We want to sustain Latin America’s largest organized crime database, but in order to do so, we need resources.

DONATE

What are your thoughts? Click here to send InSight Crime your comments.

We encourage readers to copy and distribute our work for non-commercial purposes, with attribution to InSight Crime in the byline and links to the original at both the top and bottom of the article. Check the Creative Commons website for more details of how to share our work, and please send us an email if you use an article.

Was this content helpful?

We want to sustain Latin America’s largest organized crime database, but in order to do so, we need resources.

DONATE

Related Content

BRAZIL / 16 MAY 2017

A recent ruling from the Inter-American Court of Human Rights (IACHR) marks the first time the court has condemned…

BRAZIL / 5 JUN 2018

Authorities in Brazil have seized documents shedding new light on the expanding finances, membership and international reach of the country's…

BOLIVIA / 28 NOV 2012

Anti-narcotics police in Bolivia have revealed that Brazil's PCC prison gang controls cocaine trafficking routes throughout the country, and are…

About InSight Crime

THE ORGANIZATION

Combating Environmental Crime in Colombia

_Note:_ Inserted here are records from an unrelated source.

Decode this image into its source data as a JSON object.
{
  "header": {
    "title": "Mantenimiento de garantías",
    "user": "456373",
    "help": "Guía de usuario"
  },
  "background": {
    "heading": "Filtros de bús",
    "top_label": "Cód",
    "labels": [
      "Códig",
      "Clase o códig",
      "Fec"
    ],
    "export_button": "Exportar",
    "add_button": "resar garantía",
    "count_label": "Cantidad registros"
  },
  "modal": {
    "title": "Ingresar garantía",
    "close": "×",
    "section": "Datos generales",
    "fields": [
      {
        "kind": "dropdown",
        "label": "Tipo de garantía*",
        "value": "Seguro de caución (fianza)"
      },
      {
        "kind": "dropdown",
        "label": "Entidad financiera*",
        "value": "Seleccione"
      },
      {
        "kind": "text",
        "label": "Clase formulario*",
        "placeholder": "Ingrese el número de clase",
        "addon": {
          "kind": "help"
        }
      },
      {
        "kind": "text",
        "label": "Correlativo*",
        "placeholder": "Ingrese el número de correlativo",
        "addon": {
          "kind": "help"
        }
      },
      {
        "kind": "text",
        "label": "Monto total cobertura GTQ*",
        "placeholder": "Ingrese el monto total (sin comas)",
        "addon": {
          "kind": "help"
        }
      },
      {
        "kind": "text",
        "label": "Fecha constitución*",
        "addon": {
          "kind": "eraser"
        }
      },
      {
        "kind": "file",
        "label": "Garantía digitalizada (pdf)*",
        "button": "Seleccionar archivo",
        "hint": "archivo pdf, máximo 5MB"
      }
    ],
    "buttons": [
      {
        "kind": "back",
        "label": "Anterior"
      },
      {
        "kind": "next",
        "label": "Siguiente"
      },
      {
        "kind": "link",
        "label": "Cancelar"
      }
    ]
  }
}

15 JUN 2021

InSight Crime presented findings from an investigation into the main criminal activities fueling environmental destruction in Colombia.

THE ORGANIZATION

Collaborating on Citizen Security Initiatives

8 JUN 2021

Co-director Steven Dudley worked with Chemonics, a DC-based development firm, to analyze the organization’s citizen security programs in Mexico.

THE ORGANIZATION

InSight Crime Deepens Its Connections with Universities

31 MAY 2021

A partnership with the University for Peace will complement InSight Crime’s research methodology and expertise on Costa Rica.

THE ORGANIZATION

With Support from USAID, InSight Crime Will Investigate Organized Crime in Haiti

31 MAY 2021

The project will seek to map out Haiti's principal criminal economies, profile the specific groups and actors, and detail their links to elements of the state.

THE ORGANIZATION

We Have Updated Our Website

4 FEB 2021

Welcome to our new home page. We have revamped the site to create a better display and reader experience.